When "Mad Men" embarks on Season 6 with a two-hour premiere Sunday, it will be the return of one of the best television series in the history of the medium. Like last season, "Mad Men" opens with a mini-movie type episode that sets up where the characters are and where they could be heading this season.
When “Mad Men” embarks on Season 6 with a two-hour premiere Sunday, it will be the return of one of the best television series in the history of the medium. Like last season, “Mad Men” opens with a mini-movie type episode that sets up where the characters are and where they could be heading this season.
It’s easy to say showrunner Matt Weiner is examining how these characters change or not, for better or worse, during our nation’s most significant transformation of the last half-century. How Don Draper (Jon Hamm), Peggy Olson (Elisabeth Moss), Roger Sterling (John Slattery), etc., respond to the sociological and cultural shifts of the ’60s is a fundamental component of the narrative. But Weiner is far more interested in the unsettled psyche of humans, no matter the era.
As “Mad Men” has aged as a series — next season will most surely be its last — the characters within have matured, although not in the traditional sense. I don’t know if Don is any wiser than he was in the pilot, only shrewder about concealing himself. He’s almost silent in the premiere, keeping his words, and more so his thoughts, to a minimum. (Hamm does some wonderful eyebrow work, though.) When Don is loquacious, it’s only about work.
Peggy, on the other hand, is coming into her own and not afraid to speak her mind. Unfortunately, she simultaneously exists more on her own. As Peggy becomes more successful she becomes more isolated, drawing a nice parallel between her and Don. The premiere is truly an exceptional episode for the character, and Olson is phenomenal — cunning, smart and hilarious. My prediction: Peggy has her biggest and best storyline this season.
Besides Don and Peggy, Roger and Betty (January Jones) take up the bulk of the premiere. Slattery’s Roger is — as always — incredible, but Betty is — as usual — frustrating. Also worth mentioning are some wild fashion and facial hair.

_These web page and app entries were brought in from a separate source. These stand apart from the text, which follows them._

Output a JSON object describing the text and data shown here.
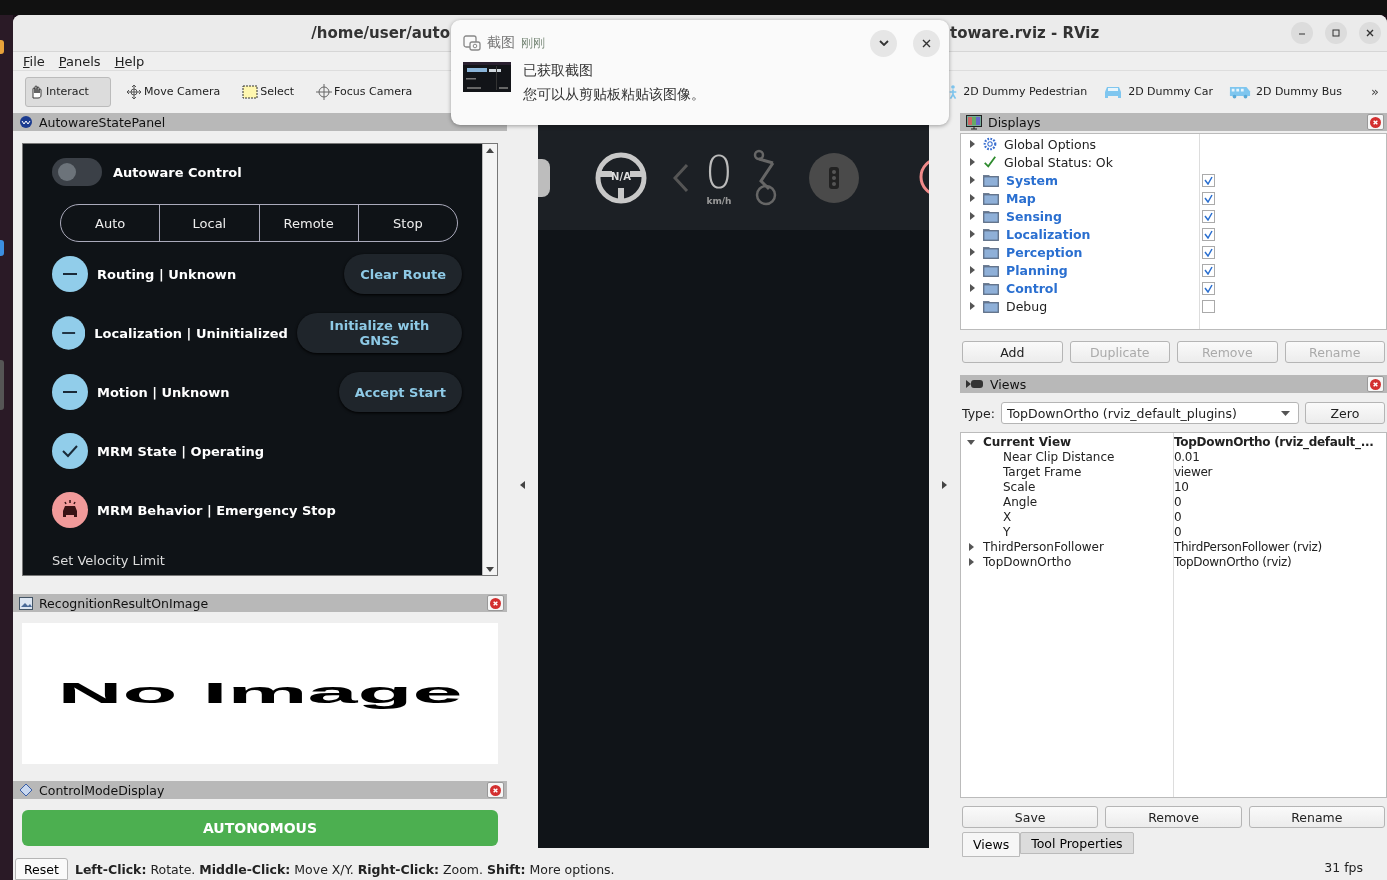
{
  "window": {
    "title_left": "/home/user/auto",
    "title_right": "toware.rviz - RViz"
  },
  "menu": [
    "File",
    "Panels",
    "Help"
  ],
  "toolbar": {
    "tools": [
      {
        "label": "Interact",
        "kind": "hand",
        "selected": true
      },
      {
        "label": "Move Camera",
        "kind": "move",
        "selected": false
      },
      {
        "label": "Select",
        "kind": "select",
        "selected": false
      },
      {
        "label": "Focus Camera",
        "kind": "focus",
        "selected": false
      }
    ],
    "tools_right": [
      {
        "label": "2D Dummy Pedestrian",
        "kind": "pedestrian",
        "selected": false
      },
      {
        "label": "2D Dummy Car",
        "kind": "car",
        "selected": false
      },
      {
        "label": "2D Dummy Bus",
        "kind": "bus",
        "selected": false
      }
    ],
    "overflow": "»"
  },
  "autoware_panel": {
    "title": "AutowareStatePanel",
    "control": {
      "label": "Autoware Control",
      "on": false
    },
    "modes": [
      {
        "label": "Auto",
        "selected": false
      },
      {
        "label": "Local",
        "selected": false
      },
      {
        "label": "Remote",
        "selected": false
      },
      {
        "label": "Stop",
        "selected": false
      }
    ],
    "rows": [
      {
        "label": "Routing | Unknown",
        "kind": "unknown",
        "button": "Clear Route"
      },
      {
        "label": "Localization | Uninitialized",
        "kind": "unknown",
        "button": "Initialize with GNSS"
      },
      {
        "label": "Motion | Unknown",
        "kind": "unknown",
        "button": "Accept Start"
      },
      {
        "label": "MRM State | Operating",
        "kind": "ok"
      },
      {
        "label": "MRM Behavior | Emergency Stop",
        "kind": "emergency"
      }
    ],
    "velocity_label": "Set Velocity Limit"
  },
  "recognition_panel": {
    "title": "RecognitionResultOnImage",
    "message": "No Image"
  },
  "control_mode_panel": {
    "title": "ControlModeDisplay",
    "mode": "AUTONOMOUS",
    "kind": "autonomous"
  },
  "hud": {
    "gear": "N/A",
    "speed": "0",
    "speed_unit": "km/h"
  },
  "notification": {
    "app": "截图",
    "time": "刚刚",
    "title": "已获取截图",
    "body": "您可以从剪贴板粘贴该图像。"
  },
  "displays": {
    "title": "Displays",
    "items": [
      {
        "label": "Global Options",
        "kind": "options"
      },
      {
        "label": "Global Status: Ok",
        "kind": "status"
      },
      {
        "label": "System",
        "kind": "folder",
        "checked": true
      },
      {
        "label": "Map",
        "kind": "folder",
        "checked": true
      },
      {
        "label": "Sensing",
        "kind": "folder",
        "checked": true
      },
      {
        "label": "Localization",
        "kind": "folder",
        "checked": true
      },
      {
        "label": "Perception",
        "kind": "folder",
        "checked": true
      },
      {
        "label": "Planning",
        "kind": "folder",
        "checked": true
      },
      {
        "label": "Control",
        "kind": "folder",
        "checked": true
      },
      {
        "label": "Debug",
        "kind": "folder",
        "checked": false
      }
    ],
    "buttons": [
      {
        "label": "Add",
        "disabled": false
      },
      {
        "label": "Duplicate",
        "disabled": true
      },
      {
        "label": "Remove",
        "disabled": true
      },
      {
        "label": "Rename",
        "disabled": true
      }
    ]
  },
  "views": {
    "title": "Views",
    "type_label": "Type:",
    "type_value": "TopDownOrtho (rviz_default_plugins)",
    "zero": "Zero",
    "tree": [
      {
        "name": "Current View",
        "value": "TopDownOrtho (rviz_default_...",
        "current": true,
        "expanded": true,
        "children": [
          {
            "name": "Near Clip Distance",
            "value": "0.01"
          },
          {
            "name": "Target Frame",
            "value": "viewer"
          },
          {
            "name": "Scale",
            "value": "10"
          },
          {
            "name": "Angle",
            "value": "0"
          },
          {
            "name": "X",
            "value": "0"
          },
          {
            "name": "Y",
            "value": "0"
          }
        ]
      },
      {
        "name": "ThirdPersonFollower",
        "value": "ThirdPersonFollower (rviz)",
        "current": false,
        "expanded": false
      },
      {
        "name": "TopDownOrtho",
        "value": "TopDownOrtho (rviz)",
        "current": false,
        "expanded": false
      }
    ],
    "buttons": [
      "Save",
      "Remove",
      "Rename"
    ],
    "tabs": [
      {
        "label": "Views",
        "selected": true
      },
      {
        "label": "Tool Properties",
        "selected": false
      }
    ]
  },
  "status_bar": {
    "reset": "Reset",
    "help": "**Left-Click:** Rotate. **Middle-Click:** Move X/Y. **Right-Click:** Zoom. **Shift:** More options.",
    "fps": "31 fps"
  }
}
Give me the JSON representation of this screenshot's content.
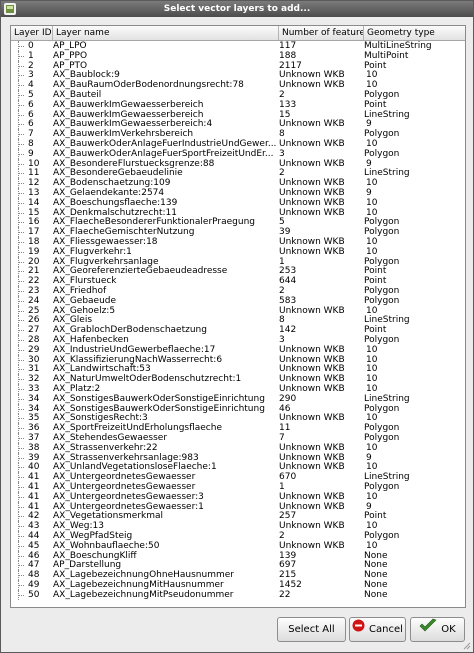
{
  "window": {
    "title": "Select vector layers to add..."
  },
  "table": {
    "headers": [
      "Layer ID",
      "Layer name",
      "Number of features",
      "Geometry type"
    ],
    "rows": [
      [
        "0",
        "AP_LPO",
        "117",
        "MultiLineString"
      ],
      [
        "1",
        "AP_PPO",
        "188",
        "MultiPoint"
      ],
      [
        "2",
        "AP_PTO",
        "2117",
        "Point"
      ],
      [
        "3",
        "AX_Baublock:9",
        "Unknown WKB",
        "10"
      ],
      [
        "4",
        "AX_BauRaumOderBodenordnungsrecht:78",
        "Unknown WKB",
        "10"
      ],
      [
        "5",
        "AX_Bauteil",
        "2",
        "Polygon"
      ],
      [
        "6",
        "AX_BauwerkImGewaesserbereich",
        "133",
        "Point"
      ],
      [
        "6",
        "AX_BauwerkImGewaesserbereich",
        "15",
        "LineString"
      ],
      [
        "6",
        "AX_BauwerkImGewaesserbereich:4",
        "Unknown WKB",
        "9"
      ],
      [
        "7",
        "AX_BauwerkImVerkehrsbereich",
        "8",
        "Polygon"
      ],
      [
        "8",
        "AX_BauwerkOderAnlageFuerIndustrieUndGewer...",
        "Unknown WKB",
        "10"
      ],
      [
        "9",
        "AX_BauwerkOderAnlageFuerSportFreizeitUndEr...",
        "3",
        "Polygon"
      ],
      [
        "10",
        "AX_BesondereFlurstuecksgrenze:88",
        "Unknown WKB",
        "9"
      ],
      [
        "11",
        "AX_BesondereGebaeudelinie",
        "2",
        "LineString"
      ],
      [
        "12",
        "AX_Bodenschaetzung:109",
        "Unknown WKB",
        "10"
      ],
      [
        "13",
        "AX_Gelaendekante:2574",
        "Unknown WKB",
        "9"
      ],
      [
        "14",
        "AX_Boeschungsflaeche:139",
        "Unknown WKB",
        "10"
      ],
      [
        "15",
        "AX_Denkmalschutzrecht:11",
        "Unknown WKB",
        "10"
      ],
      [
        "16",
        "AX_FlaecheBesondererFunktionalerPraegung",
        "5",
        "Polygon"
      ],
      [
        "17",
        "AX_FlaecheGemischterNutzung",
        "39",
        "Polygon"
      ],
      [
        "18",
        "AX_Fliessgewaesser:18",
        "Unknown WKB",
        "10"
      ],
      [
        "19",
        "AX_Flugverkehr:1",
        "Unknown WKB",
        "10"
      ],
      [
        "20",
        "AX_Flugverkehrsanlage",
        "1",
        "Polygon"
      ],
      [
        "21",
        "AX_GeoreferenzierteGebaeudeadresse",
        "253",
        "Point"
      ],
      [
        "22",
        "AX_Flurstueck",
        "644",
        "Point"
      ],
      [
        "23",
        "AX_Friedhof",
        "2",
        "Polygon"
      ],
      [
        "24",
        "AX_Gebaeude",
        "583",
        "Polygon"
      ],
      [
        "25",
        "AX_Gehoelz:5",
        "Unknown WKB",
        "10"
      ],
      [
        "26",
        "AX_Gleis",
        "8",
        "LineString"
      ],
      [
        "27",
        "AX_GrablochDerBodenschaetzung",
        "142",
        "Point"
      ],
      [
        "28",
        "AX_Hafenbecken",
        "3",
        "Polygon"
      ],
      [
        "29",
        "AX_IndustrieUndGewerbeflaeche:17",
        "Unknown WKB",
        "10"
      ],
      [
        "30",
        "AX_KlassifizierungNachWasserrecht:6",
        "Unknown WKB",
        "10"
      ],
      [
        "31",
        "AX_Landwirtschaft:53",
        "Unknown WKB",
        "10"
      ],
      [
        "32",
        "AX_NaturUmweltOderBodenschutzrecht:1",
        "Unknown WKB",
        "10"
      ],
      [
        "33",
        "AX_Platz:2",
        "Unknown WKB",
        "10"
      ],
      [
        "34",
        "AX_SonstigesBauwerkOderSonstigeEinrichtung",
        "290",
        "LineString"
      ],
      [
        "34",
        "AX_SonstigesBauwerkOderSonstigeEinrichtung",
        "46",
        "Polygon"
      ],
      [
        "35",
        "AX_SonstigesRecht:3",
        "Unknown WKB",
        "10"
      ],
      [
        "36",
        "AX_SportFreizeitUndErholungsflaeche",
        "11",
        "Polygon"
      ],
      [
        "37",
        "AX_StehendesGewaesser",
        "7",
        "Polygon"
      ],
      [
        "38",
        "AX_Strassenverkehr:22",
        "Unknown WKB",
        "10"
      ],
      [
        "39",
        "AX_Strassenverkehrsanlage:983",
        "Unknown WKB",
        "9"
      ],
      [
        "40",
        "AX_UnlandVegetationsloseFlaeche:1",
        "Unknown WKB",
        "10"
      ],
      [
        "41",
        "AX_UntergeordnetesGewaesser",
        "670",
        "LineString"
      ],
      [
        "41",
        "AX_UntergeordnetesGewaesser",
        "1",
        "Polygon"
      ],
      [
        "41",
        "AX_UntergeordnetesGewaesser:3",
        "Unknown WKB",
        "10"
      ],
      [
        "41",
        "AX_UntergeordnetesGewaesser:1",
        "Unknown WKB",
        "9"
      ],
      [
        "42",
        "AX_Vegetationsmerkmal",
        "257",
        "Point"
      ],
      [
        "43",
        "AX_Weg:13",
        "Unknown WKB",
        "10"
      ],
      [
        "44",
        "AX_WegPfadSteig",
        "2",
        "Polygon"
      ],
      [
        "45",
        "AX_Wohnbauflaeche:50",
        "Unknown WKB",
        "10"
      ],
      [
        "46",
        "AX_BoeschungKliff",
        "139",
        "None"
      ],
      [
        "47",
        "AP_Darstellung",
        "697",
        "None"
      ],
      [
        "48",
        "AX_LagebezeichnungOhneHausnummer",
        "215",
        "None"
      ],
      [
        "49",
        "AX_LagebezeichnungMitHausnummer",
        "1452",
        "None"
      ],
      [
        "50",
        "AX_LagebezeichnungMitPseudonummer",
        "22",
        "None"
      ]
    ]
  },
  "buttons": {
    "select_all": "Select All",
    "cancel": "Cancel",
    "ok": "OK"
  },
  "icons": {
    "title": "app-icon",
    "cancel": "cancel-icon",
    "ok": "ok-check-icon"
  },
  "colors": {
    "cancel_red": "#d01414",
    "ok_green": "#3a8a2a",
    "title_bar": "#5a5a5a"
  }
}
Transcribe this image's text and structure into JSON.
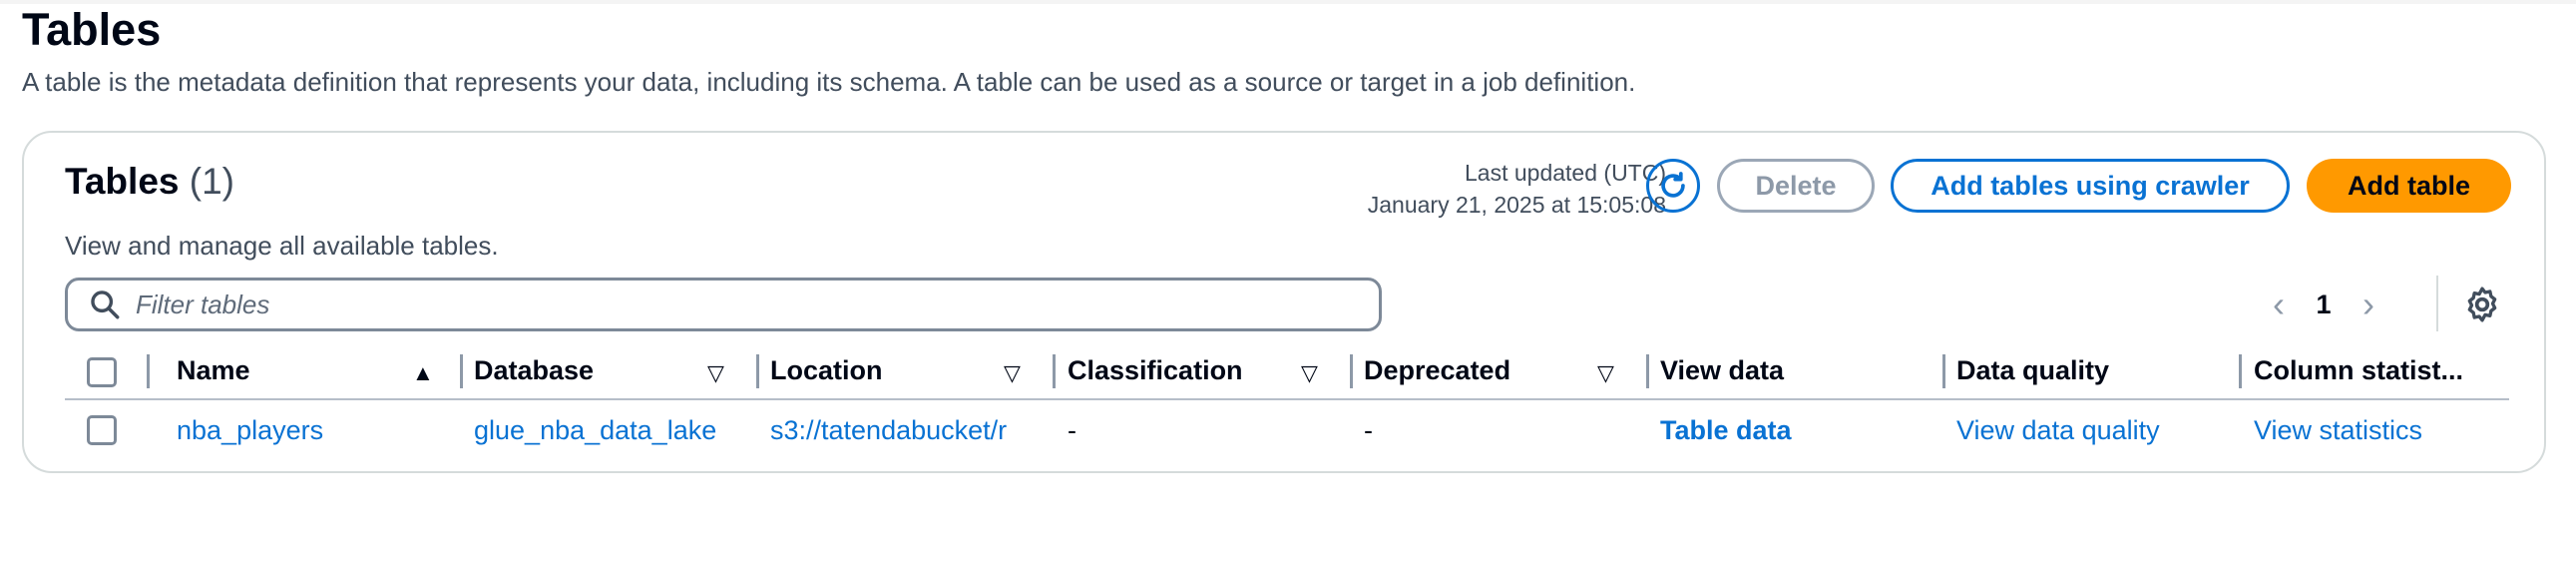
{
  "page": {
    "title": "Tables",
    "description": "A table is the metadata definition that represents your data, including its schema. A table can be used as a source or target in a job definition."
  },
  "panel": {
    "title": "Tables",
    "count": "(1)",
    "description": "View and manage all available tables.",
    "last_updated_label": "Last updated (UTC)",
    "last_updated_value": "January 21, 2025 at 15:05:08",
    "buttons": {
      "delete": "Delete",
      "add_crawler": "Add tables using crawler",
      "add_table": "Add table"
    },
    "filter_placeholder": "Filter tables",
    "current_page": "1"
  },
  "columns": {
    "name": "Name",
    "database": "Database",
    "location": "Location",
    "classification": "Classification",
    "deprecated": "Deprecated",
    "view_data": "View data",
    "data_quality": "Data quality",
    "column_statistics": "Column statist..."
  },
  "rows": [
    {
      "name": "nba_players",
      "database": "glue_nba_data_lake",
      "location": "s3://tatendabucket/r",
      "classification": "-",
      "deprecated": "-",
      "view_data": "Table data",
      "data_quality": "View data quality",
      "column_statistics": "View statistics"
    }
  ],
  "icons": {
    "refresh": "refresh-icon",
    "search": "search-icon",
    "settings": "gear-icon",
    "prev": "chevron-left-icon",
    "next": "chevron-right-icon"
  },
  "colors": {
    "link": "#0972d3",
    "primary_button": "#ff9900",
    "text": "#000716",
    "muted": "#414d5c"
  }
}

The Season 6 premiere, although not as strong or well-paced as Season 5’s two-hour version, did nothing to change my high opinion of the series. It did change what I expect. I think “Mad Men” is moving into its endgame, meaning this season will present monumental development for its setting, plot and, most importantly, characters.